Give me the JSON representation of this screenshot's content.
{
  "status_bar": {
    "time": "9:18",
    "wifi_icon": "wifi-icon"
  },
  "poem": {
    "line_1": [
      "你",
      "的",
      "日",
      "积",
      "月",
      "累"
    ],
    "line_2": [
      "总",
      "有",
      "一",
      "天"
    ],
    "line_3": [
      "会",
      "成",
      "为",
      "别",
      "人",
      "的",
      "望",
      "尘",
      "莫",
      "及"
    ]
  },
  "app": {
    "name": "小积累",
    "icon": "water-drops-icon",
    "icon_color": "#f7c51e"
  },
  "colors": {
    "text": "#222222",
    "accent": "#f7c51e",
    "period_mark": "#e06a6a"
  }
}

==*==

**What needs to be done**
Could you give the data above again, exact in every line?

**Your solution**
Give me the JSON representation of this screenshot's content.
{
  "status_bar": {
    "time": "9:18",
    "wifi_icon": "wifi-icon"
  },
  "poem": {
    "line_1": [
      "你",
      "的",
      "日",
      "积",
      "月",
      "累"
    ],
    "line_2": [
      "总",
      "有",
      "一",
      "天"
    ],
    "line_3": [
      "会",
      "成",
      "为",
      "别",
      "人",
      "的",
      "望",
      "尘",
      "莫",
      "及"
    ]
  },
  "app": {
    "name": "小积累",
    "icon": "water-drops-icon",
    "icon_color": "#f7c51e"
  },
  "colors": {
    "text": "#222222",
    "accent": "#f7c51e",
    "period_mark": "#e06a6a"
  }
}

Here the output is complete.